The main draw of VR gaming is its ability to place people in a whole new world, one that offers levels of immersion well beyond that of many traditional video games.
But the only problem tends to be the technology and the controls: You can only render so much, so fast given current tech and people can only interact with their virtual worlds to a limited degree because of the conventions of physical controllers.
We’ve seen efforts at overcoming this, from promises of smell in VR games to treadmills that allow for movement.
Yet these are all measures that rely, again, on technology to advance at a rate faster than is typically available at the consumer level.
One area that is showing bright promise, so much so that it could be the future of VR gaming, is arena-based virtual reality experiences.

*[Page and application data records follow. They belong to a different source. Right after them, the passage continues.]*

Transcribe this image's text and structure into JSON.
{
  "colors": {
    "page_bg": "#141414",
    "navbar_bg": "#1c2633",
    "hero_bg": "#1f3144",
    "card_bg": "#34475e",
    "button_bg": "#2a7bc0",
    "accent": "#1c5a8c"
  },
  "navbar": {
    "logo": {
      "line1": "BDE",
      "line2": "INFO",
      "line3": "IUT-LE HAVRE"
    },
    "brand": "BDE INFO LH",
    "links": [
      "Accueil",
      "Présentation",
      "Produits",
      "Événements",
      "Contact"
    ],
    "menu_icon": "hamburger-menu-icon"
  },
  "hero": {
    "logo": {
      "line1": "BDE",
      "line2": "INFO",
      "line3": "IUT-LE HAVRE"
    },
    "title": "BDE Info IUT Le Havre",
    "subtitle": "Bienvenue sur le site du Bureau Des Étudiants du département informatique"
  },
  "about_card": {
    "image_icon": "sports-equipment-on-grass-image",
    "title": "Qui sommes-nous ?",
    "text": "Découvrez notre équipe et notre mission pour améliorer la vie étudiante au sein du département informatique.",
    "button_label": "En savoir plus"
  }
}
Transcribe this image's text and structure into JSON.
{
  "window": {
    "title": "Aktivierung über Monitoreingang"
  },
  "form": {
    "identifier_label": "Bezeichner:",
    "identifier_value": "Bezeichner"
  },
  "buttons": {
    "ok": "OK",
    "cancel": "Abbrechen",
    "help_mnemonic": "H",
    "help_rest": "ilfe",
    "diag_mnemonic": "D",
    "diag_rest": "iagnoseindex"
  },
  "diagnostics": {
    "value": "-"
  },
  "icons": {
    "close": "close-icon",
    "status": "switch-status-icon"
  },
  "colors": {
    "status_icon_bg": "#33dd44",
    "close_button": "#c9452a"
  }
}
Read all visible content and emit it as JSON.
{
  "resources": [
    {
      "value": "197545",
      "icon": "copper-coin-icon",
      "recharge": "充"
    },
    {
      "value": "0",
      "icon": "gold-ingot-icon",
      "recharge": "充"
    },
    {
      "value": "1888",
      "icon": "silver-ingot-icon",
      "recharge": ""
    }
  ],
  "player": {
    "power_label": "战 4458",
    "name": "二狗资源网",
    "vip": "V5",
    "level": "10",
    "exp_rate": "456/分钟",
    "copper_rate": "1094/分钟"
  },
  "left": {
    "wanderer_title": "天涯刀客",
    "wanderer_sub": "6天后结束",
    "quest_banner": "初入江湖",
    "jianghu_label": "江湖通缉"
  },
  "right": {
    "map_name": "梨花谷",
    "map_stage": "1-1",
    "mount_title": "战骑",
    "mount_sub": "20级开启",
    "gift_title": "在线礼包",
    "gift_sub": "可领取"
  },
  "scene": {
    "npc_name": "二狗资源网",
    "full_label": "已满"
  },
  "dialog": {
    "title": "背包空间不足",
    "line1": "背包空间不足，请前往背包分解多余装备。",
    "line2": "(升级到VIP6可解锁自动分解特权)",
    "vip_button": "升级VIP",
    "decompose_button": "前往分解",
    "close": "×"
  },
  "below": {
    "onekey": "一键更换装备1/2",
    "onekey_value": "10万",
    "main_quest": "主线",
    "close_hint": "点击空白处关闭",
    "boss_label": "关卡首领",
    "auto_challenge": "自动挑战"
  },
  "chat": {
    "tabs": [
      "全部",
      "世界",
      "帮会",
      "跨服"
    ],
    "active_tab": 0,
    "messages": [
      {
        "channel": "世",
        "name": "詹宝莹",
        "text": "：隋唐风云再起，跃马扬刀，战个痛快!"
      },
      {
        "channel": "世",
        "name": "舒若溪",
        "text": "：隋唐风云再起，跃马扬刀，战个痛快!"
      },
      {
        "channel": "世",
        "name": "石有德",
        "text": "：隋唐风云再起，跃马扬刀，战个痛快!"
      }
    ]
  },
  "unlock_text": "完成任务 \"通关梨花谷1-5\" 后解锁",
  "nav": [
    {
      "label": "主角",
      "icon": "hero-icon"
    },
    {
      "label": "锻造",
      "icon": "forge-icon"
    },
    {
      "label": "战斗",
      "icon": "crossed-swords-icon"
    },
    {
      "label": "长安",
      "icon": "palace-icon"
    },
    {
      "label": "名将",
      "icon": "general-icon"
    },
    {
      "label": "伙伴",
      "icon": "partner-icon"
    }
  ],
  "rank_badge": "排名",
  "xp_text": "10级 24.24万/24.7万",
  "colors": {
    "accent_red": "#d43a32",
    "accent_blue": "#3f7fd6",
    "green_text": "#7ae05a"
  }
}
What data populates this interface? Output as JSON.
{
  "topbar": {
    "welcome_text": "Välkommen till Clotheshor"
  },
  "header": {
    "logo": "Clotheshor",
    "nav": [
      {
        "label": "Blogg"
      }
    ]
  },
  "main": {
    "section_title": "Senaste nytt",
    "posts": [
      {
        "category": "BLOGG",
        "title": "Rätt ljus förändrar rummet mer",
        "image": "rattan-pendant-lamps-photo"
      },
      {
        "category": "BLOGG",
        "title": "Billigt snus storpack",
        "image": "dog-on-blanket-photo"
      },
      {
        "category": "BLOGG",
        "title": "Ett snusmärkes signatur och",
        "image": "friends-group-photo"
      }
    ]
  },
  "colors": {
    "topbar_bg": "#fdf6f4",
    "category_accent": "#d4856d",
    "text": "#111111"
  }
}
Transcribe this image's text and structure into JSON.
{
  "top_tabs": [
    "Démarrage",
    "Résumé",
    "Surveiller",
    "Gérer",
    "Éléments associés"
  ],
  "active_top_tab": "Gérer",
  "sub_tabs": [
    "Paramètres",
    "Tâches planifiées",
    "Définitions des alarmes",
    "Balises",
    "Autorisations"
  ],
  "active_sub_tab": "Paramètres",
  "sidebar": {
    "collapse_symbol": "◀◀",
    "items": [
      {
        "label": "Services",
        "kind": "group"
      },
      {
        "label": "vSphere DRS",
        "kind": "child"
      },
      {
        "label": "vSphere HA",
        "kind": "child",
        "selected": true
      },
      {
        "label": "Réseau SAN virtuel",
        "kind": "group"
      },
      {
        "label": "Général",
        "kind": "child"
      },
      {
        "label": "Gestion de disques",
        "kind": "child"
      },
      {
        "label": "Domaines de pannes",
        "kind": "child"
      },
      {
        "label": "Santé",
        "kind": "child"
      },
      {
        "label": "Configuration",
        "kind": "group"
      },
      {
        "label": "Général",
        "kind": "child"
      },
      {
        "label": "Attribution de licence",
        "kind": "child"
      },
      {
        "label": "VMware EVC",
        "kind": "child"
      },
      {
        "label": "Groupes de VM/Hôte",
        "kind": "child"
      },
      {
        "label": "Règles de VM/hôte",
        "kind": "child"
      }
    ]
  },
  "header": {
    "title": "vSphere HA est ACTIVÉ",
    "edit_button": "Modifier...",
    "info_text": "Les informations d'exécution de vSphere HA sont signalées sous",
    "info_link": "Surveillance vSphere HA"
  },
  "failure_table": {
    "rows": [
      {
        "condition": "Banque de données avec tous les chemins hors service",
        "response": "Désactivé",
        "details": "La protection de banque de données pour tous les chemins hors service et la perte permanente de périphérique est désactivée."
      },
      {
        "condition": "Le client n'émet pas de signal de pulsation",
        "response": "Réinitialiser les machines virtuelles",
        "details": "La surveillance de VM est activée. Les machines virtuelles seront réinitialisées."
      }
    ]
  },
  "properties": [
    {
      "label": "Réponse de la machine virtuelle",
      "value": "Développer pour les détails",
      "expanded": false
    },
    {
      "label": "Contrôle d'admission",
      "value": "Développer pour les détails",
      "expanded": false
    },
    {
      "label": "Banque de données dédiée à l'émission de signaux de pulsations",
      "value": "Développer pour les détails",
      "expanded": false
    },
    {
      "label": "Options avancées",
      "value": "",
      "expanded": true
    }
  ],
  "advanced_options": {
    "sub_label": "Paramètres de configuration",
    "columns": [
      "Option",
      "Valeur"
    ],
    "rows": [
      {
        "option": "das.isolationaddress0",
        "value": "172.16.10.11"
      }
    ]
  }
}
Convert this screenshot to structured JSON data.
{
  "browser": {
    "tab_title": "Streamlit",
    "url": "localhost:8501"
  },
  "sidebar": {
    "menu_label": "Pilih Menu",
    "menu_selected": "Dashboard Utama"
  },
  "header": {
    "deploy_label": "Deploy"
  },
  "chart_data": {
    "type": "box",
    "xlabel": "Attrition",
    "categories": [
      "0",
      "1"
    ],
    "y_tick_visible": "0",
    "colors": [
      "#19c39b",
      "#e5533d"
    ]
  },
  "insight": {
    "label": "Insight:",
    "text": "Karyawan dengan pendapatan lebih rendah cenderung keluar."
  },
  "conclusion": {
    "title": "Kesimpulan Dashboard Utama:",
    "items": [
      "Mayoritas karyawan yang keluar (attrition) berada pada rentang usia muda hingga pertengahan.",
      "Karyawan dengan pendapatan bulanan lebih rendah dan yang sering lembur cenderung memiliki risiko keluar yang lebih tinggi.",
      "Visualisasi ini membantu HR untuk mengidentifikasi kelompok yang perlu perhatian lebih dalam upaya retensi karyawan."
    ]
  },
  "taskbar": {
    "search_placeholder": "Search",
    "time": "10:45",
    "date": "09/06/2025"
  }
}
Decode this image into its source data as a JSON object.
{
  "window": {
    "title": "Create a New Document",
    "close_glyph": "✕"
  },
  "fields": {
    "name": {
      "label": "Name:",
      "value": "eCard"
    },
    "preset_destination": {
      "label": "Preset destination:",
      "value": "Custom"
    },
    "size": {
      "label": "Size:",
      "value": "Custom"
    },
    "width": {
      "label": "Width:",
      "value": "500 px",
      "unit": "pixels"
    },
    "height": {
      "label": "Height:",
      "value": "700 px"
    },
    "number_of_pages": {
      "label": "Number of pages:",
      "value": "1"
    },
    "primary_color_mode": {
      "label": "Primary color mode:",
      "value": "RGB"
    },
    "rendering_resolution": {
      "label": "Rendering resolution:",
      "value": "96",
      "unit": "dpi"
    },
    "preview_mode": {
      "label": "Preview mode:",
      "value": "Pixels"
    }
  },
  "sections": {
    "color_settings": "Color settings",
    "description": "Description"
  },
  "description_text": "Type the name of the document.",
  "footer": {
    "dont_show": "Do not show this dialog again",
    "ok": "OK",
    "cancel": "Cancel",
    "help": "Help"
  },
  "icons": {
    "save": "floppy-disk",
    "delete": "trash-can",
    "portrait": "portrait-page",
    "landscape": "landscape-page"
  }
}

These venues are kind of like a combination of an arcade and an escape room. They’re centered on a video game, naturally, but offer physical space and elements to interact with that are typically beyond a consumer-grade VR headset.
The company that is hoping to make that happen is called MassVR. Their schtick is that not only should VR gaming be immersive, but also an experience that is shared with other players or in a communal space.
Basically, the company has developed a proprietary gaming experience that takes advantage of real-world spaces and transforms them into VR locales. How this basically works is that the company’s tech scales to the warehouse space and places in-game markers as to what should be going on in that particular area of the building. One point in the building could be designated as a ledge to jump off of as in the example given by Daily Dot or even a wall that you have to climb within the virtual world.
The advantage of this approach is that it makes the physical aspect of VR immersion that much more accessible to a wide audience and it turns VR into a kind of spectator sport. MassVR has tons of cool ideas planned for the future of their tech and, given their business pitch, it is possible you could see a venue using it near you in the future.
Of course, MassVR would be one of many different legs of the VR industry, the others being headsets both tethered and untethered. There’s little doubt that graphical fidelity and the ability of programmers to take advantage of this will only increase with time, but the physical immersion of VR is a different problem entirely. Treadmills and innovative controls are great half measures, but what will really be the breakthrough for the segment? It could be MassVR. So many analysts are expecting VR to take the trajectory of console video games and focus on the consumer.
But what if VR somehow brings back the arcades of yesterday? If MassVR has their way, this is a reality that could happen.